Rural Doc Makes Good with Ulang
The ulang or giant freshwater prawn (Macrobrachium rosenbergii) is a high-value species that can now be commercially grown in the country with the availability of fry (post-larvae) from local hatcheries and culture technologies. It sells for P300-600 per kilo at a size of 60-80 grams apiece.
Freshwater pond culture of the tilting in Central Luzon has progressed much, thanks to the efforts of researchers and extensionists at the National Freshwater Fisheries Technology Center (NFFTC) of the Bureau of Fisheries and Aquatic Resources in CLSU, Science City of Mufioz, Nueva Ecija led by NFFTC head Melchor Tayamen. Fry of the prawn and extension services for its grow-out culture can be availed from the center.
One cooperator of the NFFTC for ulang culture who has made good is Dr. Arturo Marcelino, Sr., a practicing family physician in Zaragoza, Nueva Ecija. He first tried growing prawn last year in a 1,000-sq.m. pond in his farm at Barangay Santa Barbara, San Antonio, Nueva Ecija.
“As an advocate of sustainable organic farming, I wanted to see if I could grow the tilting without using commercial feeds,” Dr. Marcelino said. “With fry and technical assistance from the NFFTC, I stocked 1,400 pieces in the pond and only used cooked vegetable wastes and chicken entrails from the market for feeding.”
Dr. Marcelino also placed brush shelters made of bamboo twigs in the pond to protect the prawn from predators and to prevent cannibalism when they are molting (change of body covering). He also applied a commercial probiotic product containing beneficial microorganisms to improve water quality at the rate of 50 grams per month for only P200 for the whole culture period.
When he harvested the stock after 3-4 months of culture, each prawn weighed of 70-80 grams and had a survival of 70 percent. This meant that he was able to produce 73.5 kg of market-size tilting with a value of at least P22,050 from 0.1 hectare pond in four months.
Dr. Marcelino believes that his use of the probiotic product enabled him to save on the high cost of fuel used for pumping water into his pond for water change. He also only relied on rainwater during the rainy season and maintained a water depth of 0.5 meter in the culture pond.

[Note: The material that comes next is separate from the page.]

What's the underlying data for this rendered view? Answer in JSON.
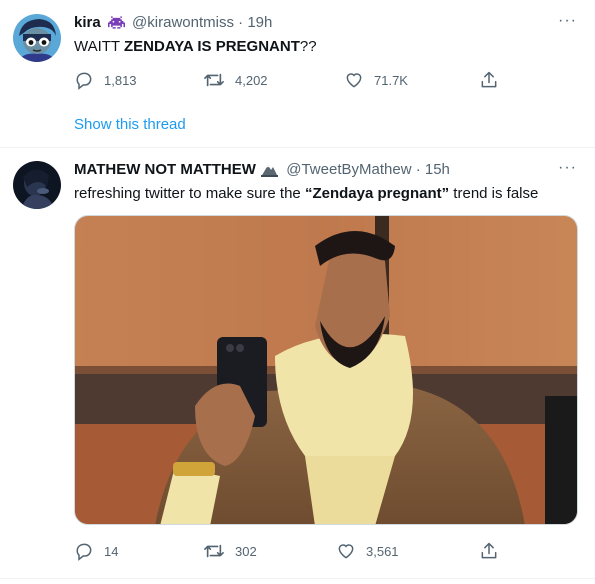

Aside from protecting the prawn, the brush shelters, he observed, also served as attachment for the eggs of the “golden kuhol” that thrived in the pond. The prawn relished the crimson-colored snail eggs.
Due to his initial success, the rural doc stocked four 500-square meter ponds in his farm. He believes that by doing away with commercial feeds and too much water pumping, the two most costly item in fishpond operation, ulang culture can be a very profitable venture, especially when two crops are produced in a year.
Looking ahead, Dr. Marcelino is now trying to produce his own ulang fry by using a 100-gallon seawater aquarium. He is also growing tilapia with the prawn to see if they can be compatitable.
For more information on ulang, interested readers may contact NFFTC Chief Melchor Tayamen at (+63917) 331-2543.